[Opening Extracted material section]
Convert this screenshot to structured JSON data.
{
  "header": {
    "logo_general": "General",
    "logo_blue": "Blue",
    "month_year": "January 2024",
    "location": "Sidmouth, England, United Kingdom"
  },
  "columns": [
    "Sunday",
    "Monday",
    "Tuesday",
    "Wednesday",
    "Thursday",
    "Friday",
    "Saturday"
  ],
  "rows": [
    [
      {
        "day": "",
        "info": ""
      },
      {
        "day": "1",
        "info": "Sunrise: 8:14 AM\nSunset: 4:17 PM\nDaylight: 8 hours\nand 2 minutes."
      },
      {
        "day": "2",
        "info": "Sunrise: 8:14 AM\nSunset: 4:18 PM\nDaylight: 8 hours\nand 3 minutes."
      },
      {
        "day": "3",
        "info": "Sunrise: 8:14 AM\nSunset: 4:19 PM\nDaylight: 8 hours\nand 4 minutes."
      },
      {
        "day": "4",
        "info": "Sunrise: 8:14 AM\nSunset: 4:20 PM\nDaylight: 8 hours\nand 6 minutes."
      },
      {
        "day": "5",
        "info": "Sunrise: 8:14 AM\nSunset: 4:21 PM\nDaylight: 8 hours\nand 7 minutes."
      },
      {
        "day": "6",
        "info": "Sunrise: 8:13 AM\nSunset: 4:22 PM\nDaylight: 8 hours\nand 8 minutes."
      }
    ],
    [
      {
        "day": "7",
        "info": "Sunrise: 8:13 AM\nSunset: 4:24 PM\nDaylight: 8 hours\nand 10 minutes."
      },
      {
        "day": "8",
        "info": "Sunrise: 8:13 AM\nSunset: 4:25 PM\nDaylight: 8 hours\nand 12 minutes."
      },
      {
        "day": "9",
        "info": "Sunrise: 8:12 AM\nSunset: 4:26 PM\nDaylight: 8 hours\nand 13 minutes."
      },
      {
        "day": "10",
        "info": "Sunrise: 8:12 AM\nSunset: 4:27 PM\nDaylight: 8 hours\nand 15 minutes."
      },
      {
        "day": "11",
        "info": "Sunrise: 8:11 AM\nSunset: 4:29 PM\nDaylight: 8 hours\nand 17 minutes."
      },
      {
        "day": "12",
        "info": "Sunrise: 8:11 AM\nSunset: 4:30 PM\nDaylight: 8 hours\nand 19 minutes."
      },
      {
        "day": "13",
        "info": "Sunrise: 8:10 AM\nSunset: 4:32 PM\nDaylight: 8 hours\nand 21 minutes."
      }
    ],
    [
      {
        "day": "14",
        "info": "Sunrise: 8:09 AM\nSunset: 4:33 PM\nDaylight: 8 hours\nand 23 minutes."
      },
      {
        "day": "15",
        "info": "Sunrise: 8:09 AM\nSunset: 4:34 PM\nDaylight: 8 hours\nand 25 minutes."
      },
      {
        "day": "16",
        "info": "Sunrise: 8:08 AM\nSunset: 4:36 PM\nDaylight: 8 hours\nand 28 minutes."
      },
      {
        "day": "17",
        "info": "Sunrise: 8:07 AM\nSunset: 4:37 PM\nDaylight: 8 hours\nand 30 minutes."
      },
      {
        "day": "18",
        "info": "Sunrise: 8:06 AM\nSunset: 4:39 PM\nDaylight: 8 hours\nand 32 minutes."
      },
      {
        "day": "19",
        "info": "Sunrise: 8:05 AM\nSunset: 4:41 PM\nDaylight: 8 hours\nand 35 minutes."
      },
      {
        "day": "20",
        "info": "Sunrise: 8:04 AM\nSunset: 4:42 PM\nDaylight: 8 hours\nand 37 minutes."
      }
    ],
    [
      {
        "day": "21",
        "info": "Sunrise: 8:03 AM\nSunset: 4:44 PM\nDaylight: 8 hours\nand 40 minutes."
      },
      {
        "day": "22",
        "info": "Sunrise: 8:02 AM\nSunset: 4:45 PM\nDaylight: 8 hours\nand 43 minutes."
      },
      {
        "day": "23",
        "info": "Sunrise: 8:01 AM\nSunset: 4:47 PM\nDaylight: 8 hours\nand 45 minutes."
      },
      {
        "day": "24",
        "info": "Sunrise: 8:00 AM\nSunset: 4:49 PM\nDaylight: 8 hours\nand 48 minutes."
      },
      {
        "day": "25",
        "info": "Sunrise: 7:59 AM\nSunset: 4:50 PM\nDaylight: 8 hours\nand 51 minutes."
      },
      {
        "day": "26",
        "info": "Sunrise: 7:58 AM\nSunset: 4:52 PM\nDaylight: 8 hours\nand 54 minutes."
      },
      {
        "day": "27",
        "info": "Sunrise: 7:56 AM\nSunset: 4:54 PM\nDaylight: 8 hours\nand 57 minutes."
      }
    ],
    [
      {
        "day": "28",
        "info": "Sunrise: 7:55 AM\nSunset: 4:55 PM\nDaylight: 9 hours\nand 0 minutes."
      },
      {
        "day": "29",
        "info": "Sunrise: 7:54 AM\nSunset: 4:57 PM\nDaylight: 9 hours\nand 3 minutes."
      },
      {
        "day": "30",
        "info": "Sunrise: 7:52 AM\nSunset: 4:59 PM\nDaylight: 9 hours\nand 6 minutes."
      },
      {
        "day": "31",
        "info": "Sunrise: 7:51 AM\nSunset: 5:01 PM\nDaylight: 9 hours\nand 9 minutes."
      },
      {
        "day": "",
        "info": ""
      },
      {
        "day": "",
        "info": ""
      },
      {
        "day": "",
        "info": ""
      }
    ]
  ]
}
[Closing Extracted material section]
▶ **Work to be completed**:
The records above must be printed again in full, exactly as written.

▶ **Exercise response**:
Convert this screenshot to structured JSON data.
{
  "header": {
    "logo_general": "General",
    "logo_blue": "Blue",
    "month_year": "January 2024",
    "location": "Sidmouth, England, United Kingdom"
  },
  "columns": [
    "Sunday",
    "Monday",
    "Tuesday",
    "Wednesday",
    "Thursday",
    "Friday",
    "Saturday"
  ],
  "rows": [
    [
      {
        "day": "",
        "info": ""
      },
      {
        "day": "1",
        "info": "Sunrise: 8:14 AM\nSunset: 4:17 PM\nDaylight: 8 hours\nand 2 minutes."
      },
      {
        "day": "2",
        "info": "Sunrise: 8:14 AM\nSunset: 4:18 PM\nDaylight: 8 hours\nand 3 minutes."
      },
      {
        "day": "3",
        "info": "Sunrise: 8:14 AM\nSunset: 4:19 PM\nDaylight: 8 hours\nand 4 minutes."
      },
      {
        "day": "4",
        "info": "Sunrise: 8:14 AM\nSunset: 4:20 PM\nDaylight: 8 hours\nand 6 minutes."
      },
      {
        "day": "5",
        "info": "Sunrise: 8:14 AM\nSunset: 4:21 PM\nDaylight: 8 hours\nand 7 minutes."
      },
      {
        "day": "6",
        "info": "Sunrise: 8:13 AM\nSunset: 4:22 PM\nDaylight: 8 hours\nand 8 minutes."
      }
    ],
    [
      {
        "day": "7",
        "info": "Sunrise: 8:13 AM\nSunset: 4:24 PM\nDaylight: 8 hours\nand 10 minutes."
      },
      {
        "day": "8",
        "info": "Sunrise: 8:13 AM\nSunset: 4:25 PM\nDaylight: 8 hours\nand 12 minutes."
      },
      {
        "day": "9",
        "info": "Sunrise: 8:12 AM\nSunset: 4:26 PM\nDaylight: 8 hours\nand 13 minutes."
      },
      {
        "day": "10",
        "info": "Sunrise: 8:12 AM\nSunset: 4:27 PM\nDaylight: 8 hours\nand 15 minutes."
      },
      {
        "day": "11",
        "info": "Sunrise: 8:11 AM\nSunset: 4:29 PM\nDaylight: 8 hours\nand 17 minutes."
      },
      {
        "day": "12",
        "info": "Sunrise: 8:11 AM\nSunset: 4:30 PM\nDaylight: 8 hours\nand 19 minutes."
      },
      {
        "day": "13",
        "info": "Sunrise: 8:10 AM\nSunset: 4:32 PM\nDaylight: 8 hours\nand 21 minutes."
      }
    ],
    [
      {
        "day": "14",
        "info": "Sunrise: 8:09 AM\nSunset: 4:33 PM\nDaylight: 8 hours\nand 23 minutes."
      },
      {
        "day": "15",
        "info": "Sunrise: 8:09 AM\nSunset: 4:34 PM\nDaylight: 8 hours\nand 25 minutes."
      },
      {
        "day": "16",
        "info": "Sunrise: 8:08 AM\nSunset: 4:36 PM\nDaylight: 8 hours\nand 28 minutes."
      },
      {
        "day": "17",
        "info": "Sunrise: 8:07 AM\nSunset: 4:37 PM\nDaylight: 8 hours\nand 30 minutes."
      },
      {
        "day": "18",
        "info": "Sunrise: 8:06 AM\nSunset: 4:39 PM\nDaylight: 8 hours\nand 32 minutes."
      },
      {
        "day": "19",
        "info": "Sunrise: 8:05 AM\nSunset: 4:41 PM\nDaylight: 8 hours\nand 35 minutes."
      },
      {
        "day": "20",
        "info": "Sunrise: 8:04 AM\nSunset: 4:42 PM\nDaylight: 8 hours\nand 37 minutes."
      }
    ],
    [
      {
        "day": "21",
        "info": "Sunrise: 8:03 AM\nSunset: 4:44 PM\nDaylight: 8 hours\nand 40 minutes."
      },
      {
        "day": "22",
        "info": "Sunrise: 8:02 AM\nSunset: 4:45 PM\nDaylight: 8 hours\nand 43 minutes."
      },
      {
        "day": "23",
        "info": "Sunrise: 8:01 AM\nSunset: 4:47 PM\nDaylight: 8 hours\nand 45 minutes."
      },
      {
        "day": "24",
        "info": "Sunrise: 8:00 AM\nSunset: 4:49 PM\nDaylight: 8 hours\nand 48 minutes."
      },
      {
        "day": "25",
        "info": "Sunrise: 7:59 AM\nSunset: 4:50 PM\nDaylight: 8 hours\nand 51 minutes."
      },
      {
        "day": "26",
        "info": "Sunrise: 7:58 AM\nSunset: 4:52 PM\nDaylight: 8 hours\nand 54 minutes."
      },
      {
        "day": "27",
        "info": "Sunrise: 7:56 AM\nSunset: 4:54 PM\nDaylight: 8 hours\nand 57 minutes."
      }
    ],
    [
      {
        "day": "28",
        "info": "Sunrise: 7:55 AM\nSunset: 4:55 PM\nDaylight: 9 hours\nand 0 minutes."
      },
      {
        "day": "29",
        "info": "Sunrise: 7:54 AM\nSunset: 4:57 PM\nDaylight: 9 hours\nand 3 minutes."
      },
      {
        "day": "30",
        "info": "Sunrise: 7:52 AM\nSunset: 4:59 PM\nDaylight: 9 hours\nand 6 minutes."
      },
      {
        "day": "31",
        "info": "Sunrise: 7:51 AM\nSunset: 5:01 PM\nDaylight: 9 hours\nand 9 minutes."
      },
      {
        "day": "",
        "info": ""
      },
      {
        "day": "",
        "info": ""
      },
      {
        "day": "",
        "info": ""
      }
    ]
  ]
}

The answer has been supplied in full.